A RediQuest is an online course that provides its users with questions, information, media and tools for collaboration. Through a RediQuest you learn to solve BIG Issues and do so by working with others.

Creating and Innovating


Generating new and novel ideas, thinking in original ways. Being creative, imaginative and inventive. Trying unique solutions. Taking a good idea and making it great. Seeing the potential in an idea and turning it into something special. 


Creativity is one of the most desired skills for success. Being able to develop new ideas that solve problems better than what we have done in the past is essential for all our futures. Our ability to imagine and create a better world is what makes humans unique.


Whenever the opportunity to think differently arises. When problem solving, when designing, when creating, when you are asked to use your imagination, whenever you have the chance to show a little of what makes you a unique individual. 


By tying thousands of balloons to his home, 78-year-old Carl sets out to fulfil his lifelong dream to see the wilds of South America. In this scene from Disney Pixar's 'Up' the spirit of creating and innovating is uplifting and moving in very real ways. It was such an inspiring idea it was copied in real life.
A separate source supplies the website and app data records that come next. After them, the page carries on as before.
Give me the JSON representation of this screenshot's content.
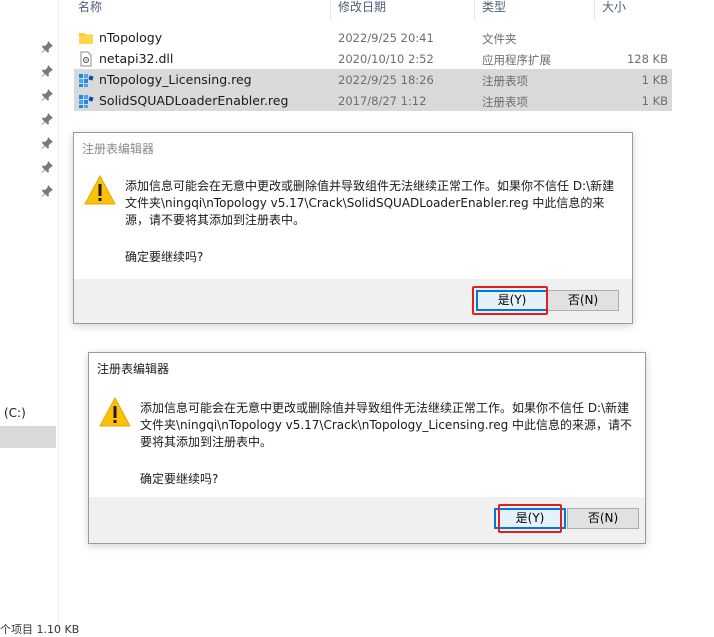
{
  "columns": {
    "name": "名称",
    "date": "修改日期",
    "type": "类型",
    "size": "大小"
  },
  "files": [
    {
      "name": "nTopology",
      "date": "2022/9/25 20:41",
      "type": "文件夹",
      "size": "",
      "icon": "folder-icon",
      "selected": false
    },
    {
      "name": "netapi32.dll",
      "date": "2020/10/10 2:52",
      "type": "应用程序扩展",
      "size": "128 KB",
      "icon": "dll-file-icon",
      "selected": false
    },
    {
      "name": "nTopology_Licensing.reg",
      "date": "2022/9/25 18:26",
      "type": "注册表项",
      "size": "1 KB",
      "icon": "registry-file-icon",
      "selected": true
    },
    {
      "name": "SolidSQUADLoaderEnabler.reg",
      "date": "2017/8/27 1:12",
      "type": "注册表项",
      "size": "1 KB",
      "icon": "registry-file-icon",
      "selected": true
    }
  ],
  "nav": {
    "drive_label": "(C:)",
    "status": "个项目  1.10 KB"
  },
  "dialog1": {
    "title": "注册表编辑器",
    "message": "添加信息可能会在无意中更改或删除值并导致组件无法继续正常工作。如果你不信任 D:\\新建文件夹\\ningqi\\nTopology v5.17\\Crack\\SolidSQUADLoaderEnabler.reg 中此信息的来源，请不要将其添加到注册表中。",
    "confirm": "确定要继续吗?",
    "yes_label": "是(Y)",
    "no_label": "否(N)",
    "icon": "warning-icon"
  },
  "dialog2": {
    "title": "注册表编辑器",
    "message": "添加信息可能会在无意中更改或删除值并导致组件无法继续正常工作。如果你不信任 D:\\新建文件夹\\ningqi\\nTopology v5.17\\Crack\\nTopology_Licensing.reg 中此信息的来源，请不要将其添加到注册表中。",
    "confirm": "确定要继续吗?",
    "yes_label": "是(Y)",
    "no_label": "否(N)",
    "icon": "warning-icon"
  },
  "colors": {
    "accent": "#0078d7",
    "highlight": "#e02020",
    "selection": "#d9d9d9",
    "warning": "#ffc107"
  }
}
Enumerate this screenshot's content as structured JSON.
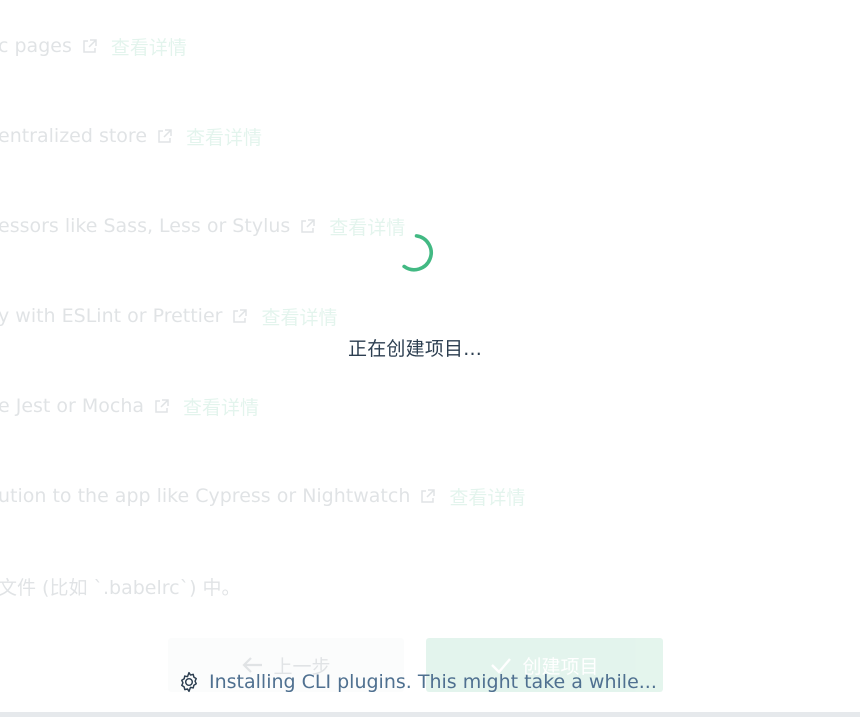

  1. Let your imagination run wild every now and then, but keep track of its ideas and make use of the best ones.
  2. First think of the obvious solutions, write them down and then discard them, now you are in the realm of the new ideas, the creative and different.
  3. Train your mind to think differently. Consider everyday things and imagine how they could be improved with a few modifications. Add something, make a part larger, replace a part with something else, combine one every day object with another.
  4. Keep a journal of your ideas and reflect on it often.
  5. Remember Edison's advice, 'Genius is one percent inspiration and ninety-nine percent perspiration'. Work at making your ideas great and then work harder to turn them into that thing that changes the world.


  1. How can you transform a good idea into a truly unique idea?
  2. What inspires you? What do you find exciting? That is your starting point, now innovate.
  3. What habits of thinking have you developed? Identify the habits that are limiting your creativity and make changes.
  4. Reflect on the thinking that results in your best ideas, this is the key to repeating it.
  5. How will you evaluate the benefits of your idea?

 THINKING ROUTINES FOR Creating and Innovating


  1. Options Explosion - Begin by listing the obvious solutions or Options. Now brainstorm all the other options, generate as many options as you can, combine ideas to create more, allow your creativity to run wild and tap into  your sense of wonderment and awe. Review the list of options and identify the ones that are most intriguing. Use the ideas generated to consider new possibilities and new solutions.
  2. Creative Questions - A good routine for developing ideas and for training your mind to think differently. Use it to generate creative questions to explore by following these steps:
    1. Pick an everyday object or topic and brainstorm a list of questions about it. Transform some of these questions in imaginative questions such as:
      • What would it be like if . . .
      • How would it be different if . . .
      • Suppose that . . .
      • What would change if . . .
      • How would it look different if . . .
    2. Select a question to imaginatively explore. Write a story, draw a picture, invent a scenario, conduct a thought experiment or dramatise a scenario
    3. Reflect on your thinking and the new ideas you have generated. Develop those which seem most useful.
  3. Does it Fit? - A strategy for evaluating options by applying clear criteria. As you apply each criteria keep the ideas that are consistently the best fit. Does the option Fit the ideal Solution? Does the option Fit the Criteria? Does the option Fit the Situation? Does the option Fit you Personally?
Thinking Routines adapted from Harvard's 'Visible Thinking Resource Book'